"I have covered the White House on a day-to-day basis longer than any other reporter," she writes, "and I've been there considerably longer than any president."

From that rich experience, Thomas has assembled a memoir full of impressions and adventures. She offers insight into the innumerable stories she has covered, from Khrushchev's "we will bury you" speech to the premature delivery of John F. Kennedy Jr. to Nixon's historic 1972 trip to China to world travels with Presidents Reagan, Bush and Clinton. She shares her views (almost always generous and thoughtful) on the press secretaries, first ladies and presidents she has seen in four decades at the White House.

And she relates a wealth of inside stories about her own experiences, including the time Nancy Reagan rescued her from the Soviet KGB; the day Pat Nixon scooped her with Thomas' own engagement announcement; and the agonizing death of her husband, reporter Douglas Cornell, less than 11 years after their wedding.

She has a well-tuned ear for the great quote (Jimmy Carter's mother, Lillian, once told her, "Sometimes when I look at my children, I wish I'd remained a virgin") and can deliver one-liners with the best of them. "If he wants his privacy," she once snapped at a Clinton aide, "then he shouldn't be president."

As good a read as Thomas provides, however, I most appreciate her book for something else. It is a dedicated reporter's impassioned manifesto for fair and aggressive coverage of public issues.

Thomas, it appears, has managed over all these years to balance two vital but opposing tendencies--a healthy skepticism of everything and an idealistic belief in the democratic system.
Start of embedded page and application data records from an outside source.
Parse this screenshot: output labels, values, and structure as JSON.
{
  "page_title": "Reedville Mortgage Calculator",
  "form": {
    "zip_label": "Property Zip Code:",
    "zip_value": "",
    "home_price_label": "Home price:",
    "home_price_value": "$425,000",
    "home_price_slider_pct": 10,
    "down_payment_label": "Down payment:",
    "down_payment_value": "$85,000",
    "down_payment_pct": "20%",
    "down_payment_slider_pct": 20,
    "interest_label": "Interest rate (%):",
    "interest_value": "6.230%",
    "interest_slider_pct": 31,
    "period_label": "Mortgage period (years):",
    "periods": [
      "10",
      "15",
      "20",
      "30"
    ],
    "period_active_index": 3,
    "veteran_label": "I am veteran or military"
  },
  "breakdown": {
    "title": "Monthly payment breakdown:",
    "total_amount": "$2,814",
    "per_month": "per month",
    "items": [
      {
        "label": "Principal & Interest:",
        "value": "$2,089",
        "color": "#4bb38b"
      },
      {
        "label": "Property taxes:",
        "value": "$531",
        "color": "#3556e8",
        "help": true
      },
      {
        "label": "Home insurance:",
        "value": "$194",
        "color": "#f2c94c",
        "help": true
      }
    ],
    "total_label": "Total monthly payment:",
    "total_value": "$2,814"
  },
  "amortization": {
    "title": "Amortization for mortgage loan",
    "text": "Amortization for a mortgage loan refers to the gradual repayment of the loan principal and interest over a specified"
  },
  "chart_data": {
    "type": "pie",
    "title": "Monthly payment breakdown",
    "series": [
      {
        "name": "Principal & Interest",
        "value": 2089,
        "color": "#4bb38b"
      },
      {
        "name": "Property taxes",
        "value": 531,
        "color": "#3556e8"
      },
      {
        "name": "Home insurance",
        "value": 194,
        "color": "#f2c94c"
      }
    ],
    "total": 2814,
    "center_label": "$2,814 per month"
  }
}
"Reporters have an unending mission," she declares, "to seek the truth and find it and report it." She sees her role as keeping "faith with the people's right to know" and representing the "housewife from Des Moines [who] personifies what the nation wants to know."

Thomas is unyielding about the need for access to politicians, and she criticizes the trend toward sealing off the president from press and public. "It's become the incredible shrinking presidency in terms of access, and in my opinion, we are all being shortchanged."

That's why she happily yells questions at presidents, shouts follow-ups at press conferences and interrupts photo opportunities with unwelcome inquiries. "When a reporter has a chance to ask a question, I think he or she should ask it, no matter where, no matter when." She once asked President Carter's 3-year-old grandson (teasingly, she claims), "So tell me, what did your granddad have to say about Senator Kennedy?"

Through all the years she has maintained an optimistic, sometimes even romanticized attitude. "I have always considered myself privileged to be a witness to instant history," she writes. After devoting a chapter to her travels aboard Air Force One, Thomas concludes, "For all the history I've witnessed...I still don't take it for granted.... It has always been a thrill to be welcomed aboard."

And regretting the dwindling opportunities for informal contact with presidents, she recalls visits to the LBJ ranch: "I'll still say there is something to be said for walking the acreage on a Texas ranch at twilight, standing with a president and watching for the deer to come out, and listening to him talk about his hopes and dreams for the country."

Almost 60 years into her career, Thomas comes across as the quin-tessential tough but caring reporter, still independent from and un-seduced by the celebrity world she inhabits. Her book is not only enjoyable reading. It is an inspiration.